Hex Enduction Hour
March 9th marked thirty years since The Fall released Hex Enduction Hour. It doesn’t really matter if you don’t like The Fall. Or the nasty piece of work that fronts them. It really doesn’t matter. Hex is still one of the most important independent records you’ll ever hear, or choose not to.
There is no superlative that hasn’t already been exhausted that I could employ to transmit my admiration for The Fall. For each incarnation, for each album released, for each unwilling interview and every incoherent live performance. Each torrid mess and refined shard of chaos that make up Mark E Smith’s repertoire is essential, and Hex is the perfect documentation of the mind at the centre of the unfurling, the confrontational little bastard that can cut through bullshit with a glance-uh.

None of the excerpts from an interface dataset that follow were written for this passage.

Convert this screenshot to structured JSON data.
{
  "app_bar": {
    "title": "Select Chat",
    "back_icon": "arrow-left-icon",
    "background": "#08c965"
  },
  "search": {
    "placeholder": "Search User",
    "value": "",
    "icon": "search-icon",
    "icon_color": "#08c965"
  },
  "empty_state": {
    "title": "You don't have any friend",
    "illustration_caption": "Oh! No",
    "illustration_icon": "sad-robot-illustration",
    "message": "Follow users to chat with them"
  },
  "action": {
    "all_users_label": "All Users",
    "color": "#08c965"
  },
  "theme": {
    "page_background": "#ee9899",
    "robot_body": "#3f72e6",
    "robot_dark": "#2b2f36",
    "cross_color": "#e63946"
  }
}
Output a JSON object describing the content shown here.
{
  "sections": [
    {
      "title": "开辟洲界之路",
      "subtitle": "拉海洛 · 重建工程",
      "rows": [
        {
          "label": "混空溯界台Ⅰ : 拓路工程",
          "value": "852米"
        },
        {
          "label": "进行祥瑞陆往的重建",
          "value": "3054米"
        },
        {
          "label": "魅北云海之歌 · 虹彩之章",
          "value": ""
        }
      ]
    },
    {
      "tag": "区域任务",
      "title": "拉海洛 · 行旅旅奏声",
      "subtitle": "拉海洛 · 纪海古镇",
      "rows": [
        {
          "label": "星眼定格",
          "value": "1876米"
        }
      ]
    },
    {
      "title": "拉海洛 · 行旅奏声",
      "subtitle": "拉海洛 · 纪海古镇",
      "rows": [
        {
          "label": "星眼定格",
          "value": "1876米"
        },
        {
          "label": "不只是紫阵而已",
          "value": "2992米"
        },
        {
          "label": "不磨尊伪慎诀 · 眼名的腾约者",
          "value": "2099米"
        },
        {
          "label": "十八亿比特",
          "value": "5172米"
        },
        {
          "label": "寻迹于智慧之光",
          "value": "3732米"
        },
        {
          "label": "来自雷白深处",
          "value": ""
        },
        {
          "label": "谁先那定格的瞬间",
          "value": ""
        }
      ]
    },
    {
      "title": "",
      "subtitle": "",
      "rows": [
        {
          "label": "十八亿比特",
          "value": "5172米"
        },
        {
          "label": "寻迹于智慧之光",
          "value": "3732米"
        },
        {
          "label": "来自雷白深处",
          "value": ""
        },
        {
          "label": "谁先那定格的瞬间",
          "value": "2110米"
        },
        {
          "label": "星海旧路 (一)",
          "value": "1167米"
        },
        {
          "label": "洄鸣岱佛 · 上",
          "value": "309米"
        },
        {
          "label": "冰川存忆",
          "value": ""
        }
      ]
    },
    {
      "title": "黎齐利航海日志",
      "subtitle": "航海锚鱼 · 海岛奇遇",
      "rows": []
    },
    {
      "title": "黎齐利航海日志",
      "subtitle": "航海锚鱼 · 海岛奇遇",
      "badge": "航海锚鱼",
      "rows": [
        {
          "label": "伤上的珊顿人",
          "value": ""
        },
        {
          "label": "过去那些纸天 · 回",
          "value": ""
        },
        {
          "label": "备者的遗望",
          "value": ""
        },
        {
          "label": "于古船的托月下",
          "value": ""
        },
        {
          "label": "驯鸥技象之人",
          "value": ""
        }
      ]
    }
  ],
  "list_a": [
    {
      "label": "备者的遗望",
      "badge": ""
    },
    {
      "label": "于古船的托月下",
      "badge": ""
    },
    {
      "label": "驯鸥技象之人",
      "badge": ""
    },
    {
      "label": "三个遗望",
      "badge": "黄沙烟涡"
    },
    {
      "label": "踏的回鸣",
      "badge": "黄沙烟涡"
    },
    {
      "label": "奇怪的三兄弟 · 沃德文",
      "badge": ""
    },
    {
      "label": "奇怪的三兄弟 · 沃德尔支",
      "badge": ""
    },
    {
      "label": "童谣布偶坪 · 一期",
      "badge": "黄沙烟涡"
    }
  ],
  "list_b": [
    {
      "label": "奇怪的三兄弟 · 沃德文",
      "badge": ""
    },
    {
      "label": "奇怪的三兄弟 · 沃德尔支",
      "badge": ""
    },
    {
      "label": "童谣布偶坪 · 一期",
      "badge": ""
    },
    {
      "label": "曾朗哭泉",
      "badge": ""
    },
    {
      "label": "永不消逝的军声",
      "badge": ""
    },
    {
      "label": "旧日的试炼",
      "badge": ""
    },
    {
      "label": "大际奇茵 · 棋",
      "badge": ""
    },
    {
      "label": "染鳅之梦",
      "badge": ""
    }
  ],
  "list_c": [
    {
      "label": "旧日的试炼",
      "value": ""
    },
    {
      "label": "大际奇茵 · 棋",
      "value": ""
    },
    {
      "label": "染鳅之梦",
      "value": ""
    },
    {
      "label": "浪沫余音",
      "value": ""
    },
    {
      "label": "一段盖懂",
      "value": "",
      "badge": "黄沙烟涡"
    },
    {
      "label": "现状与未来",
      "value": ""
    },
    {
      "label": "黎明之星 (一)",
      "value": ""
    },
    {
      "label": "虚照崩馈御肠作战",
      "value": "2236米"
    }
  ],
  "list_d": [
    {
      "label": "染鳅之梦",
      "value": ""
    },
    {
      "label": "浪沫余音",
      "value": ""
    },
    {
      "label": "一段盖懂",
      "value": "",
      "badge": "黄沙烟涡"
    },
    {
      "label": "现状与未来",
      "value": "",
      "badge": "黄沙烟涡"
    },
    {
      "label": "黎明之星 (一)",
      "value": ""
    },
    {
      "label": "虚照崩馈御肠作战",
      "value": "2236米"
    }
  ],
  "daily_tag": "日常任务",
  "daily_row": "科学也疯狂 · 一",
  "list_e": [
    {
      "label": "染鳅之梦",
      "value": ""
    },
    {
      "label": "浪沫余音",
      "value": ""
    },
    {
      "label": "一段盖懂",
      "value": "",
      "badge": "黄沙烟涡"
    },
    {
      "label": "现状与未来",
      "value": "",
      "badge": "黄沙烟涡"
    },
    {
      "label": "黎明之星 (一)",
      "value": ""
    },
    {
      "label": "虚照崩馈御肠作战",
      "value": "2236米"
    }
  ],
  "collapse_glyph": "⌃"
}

Whether it’s the bullshit of the music industry, of effete media-type dirgebags and the cultural glitterati, the album sees Smith build on his methods of dismantling that menaced on ‘English Scheme’. He’s not just poking fun with this record, he’s levelling a judgement at the nation, at the ‘highest British attention…to the wrong detail’.
But there’s not much value in re-hashing badly integrated snippets of his words into my own inferior prose, I’m writing to implore. I implore that you buy or steal this record, sit down with the record sleeve, and pay attention to Smith’s mumblings, screeches and terrible falsetto, listen to what he conveys. It’s the Burroughs cut-up, free-association and distorted narrative progressions that are at once unsettling and delicious.
The spiky language is underpinned by the rest of the band; Marc Riley and Craig Scanlon’s warring clangs that ring as often as they do harass, from the eerily barbed jazz shuffle of ‘Hip Priest’, the muted, Can-esque experimentation of ‘Iceland’, and the relentless opener ‘The Classical’. Steve Hanley’s bass seems autonomous in its invention but integrated nonetheless; it broods alongside brother Paul’s and Karl Burns’ duelling drum-kits. It’s this kind of inherent opposition and dischord that lies at the heart of their sound, and these five chaps make up what is arguably the finest Fall line-up I’ve heard, yet to be matched in style and intensity.
Column inches are usually comprised of indictments of Smith as cumbersome, snarling bandleader that can’t maintain a harmonious troupe. But I doubt his stationery is labelled ‘Mark E Smith: Investor in People’. I look on his maltreatment of young musicians with rose-tinted glasses. His belligerence and violence has forced changes that define his output, the same fractured, harrowing articles interpreted by different weavers. They’re not finishing off the same tapestry. They’re all threading parts of a landscape for the stubborn interloper to strut across, he refuses consistent terrain.
So if you’ve never heard The Fall, or if you’ve written Mark of for his belligerence, nastiness or distinct Northernness, I’d urge you to think again. Hex is a wonderful way in to his back catalogue, and as we’ve heard on 2010 release Your Future, Our Clutter, the 55 year old Smith still lacks none of his potency or fury. He is still not appreciated, because nobody’s called him ‘sir’ in his entire life.
So go back 30 years, pay attention, and immerse yourself in the wonderful and frightening world of a band/collective/idea that transcends fashion, record labels and good taste.